In the Nevada Desert, a center pivot irrigation system brings life to the barren land. The Nevada Desert's water sources are varied and include both groundwater and river water drawn from the Colorado River. Globally, freshwater resources used for food production, textiles, and other areas account for nearly two-thirds of all freshwater consumption. In particularly arid areas, this proportion may be as high as 90 per cent, as some of the water evaporates before it even sprays to the surface, and a significant proportion of it does.


3.Oasis Wheat Fields, UAE

The Riva Oasis is a true oasis in the desert. Rows of lush green crops grow in this oasis. The Riva Oasis is one of the largest oases in the Arabian Peninsula and includes many Bedouin villages and farms. Since the 16th century, local farmers have relied on groundwater. Today, this oasis grows grains, vegetables, and a variety of fruit trees. For visitors from neighboring Persian Gulf cities, it is a symbol of luxury hotels and a pleasure destination.

4.South African Desert Vineyards


Vineyards stand out in this desert in the Northern Cape province of South Africa. This famous wine-producing region is close to the Aughrabi Falls National Park. In the semi-arid climate, these carefully cultivated vines flourish despite the scarcity of fresh water resources. It is reported that for every glass of wine produced locally, it often takes about 240 liters of water, which is mainly used for irrigation, while about 500 liters of water are needed to produce 0.5 kilograms of wheat.
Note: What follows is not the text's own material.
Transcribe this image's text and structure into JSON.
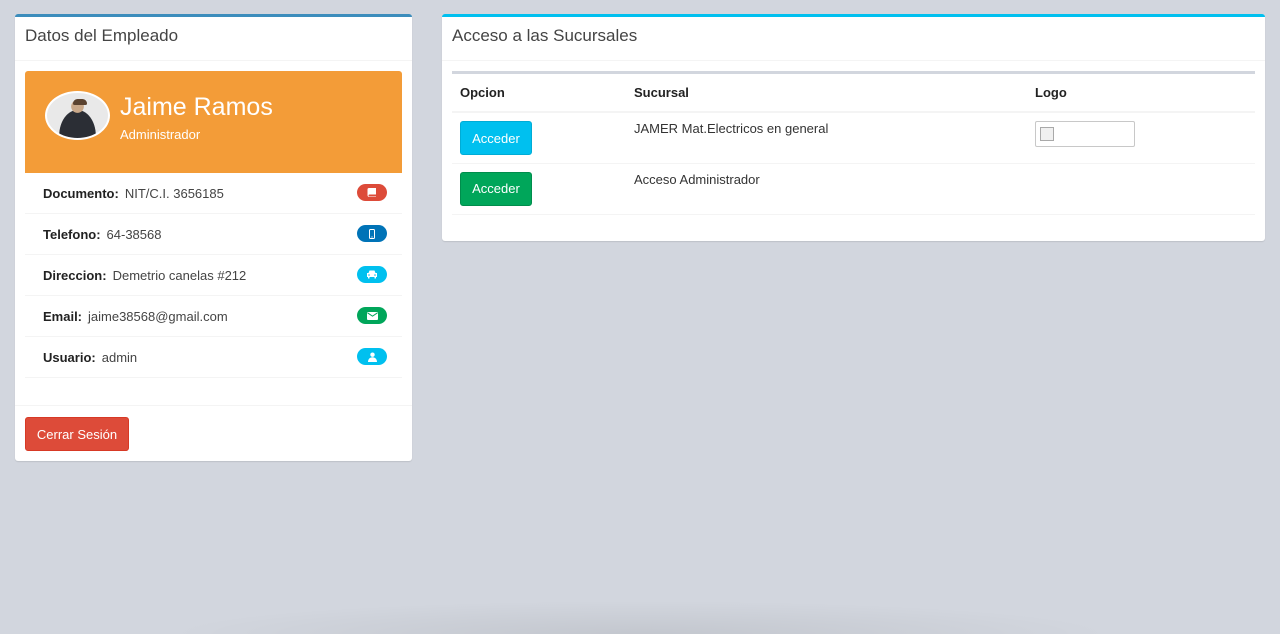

5.Irrigated cotton fields in China


A farmer works in a cotton field near Dunhuang, Gansu Province, China. Dunhuang, a stop on the Silk Road, was once known as "Shazhou", an oasis. For thousands of years, farming has been a traditional industry in the area. As the population grows rapidly, there is a growing demand for irrigation water, and more water needs to be drawn from nearby river systems and groundwater. A professor of hydrology at Lanzhou University said, "I think this is an ecological danger. The problem is human impact, people are overusing water beyond the sustainable capacity of the region's water resources.

6.Kalahari Desert Orchards


Bright green vines twine around the rocky desert walls of South Africa's Northern Cape. In the Kalahari Desert, most of these vineyards and orchards are located along the fertile Olinki River, which is also one of the extremely popular tourist destinations. The Kalahari Desert is an incredibly diverse region of both barren desert and vast rangelands, and includes one of the world's most pristine wetlands. This semi-arid desert stretches from South Africa northward to Namibia and Botswana.

7.Desert biofuels


The Sahara Forest Engineering organization plans to build a sustainable ecological oasis in the desert. In this outline vision, the organization hopes to build businesses in deserts around the world that will provide local food, water, jobs and clean energy. The organization has received financial sponsorship from the Qatar Fertilizer Company and the Norwegian company Yara International Agriculture. In Qatar, a simulation facility is being built where engineering managers will be able to test algae-based bioculture technology, salt water purification technology, and solar thermal energy utilization technology, among other things. The bioreactor will be able to convert algae into energy-rich biofuels through photosynthesis. If the project is successful, similar models could be installed in deserts around the world.

8.Desert Solar


The use of solar towers to produce clean energy is also part of the Sahara Forest Project program. Such solar towers will utilize mirrors to reflect the desert's intense sun rays onto water pipes and boilers to produce steam electricity. The Sahara Forest Project organization believes that the desert will be sustainably greened. "The Sahara Forest Project is about utilizing all that we have, such as desert, salt water, and carbon dioxide, to produce what we must have, such as food, water, and energy.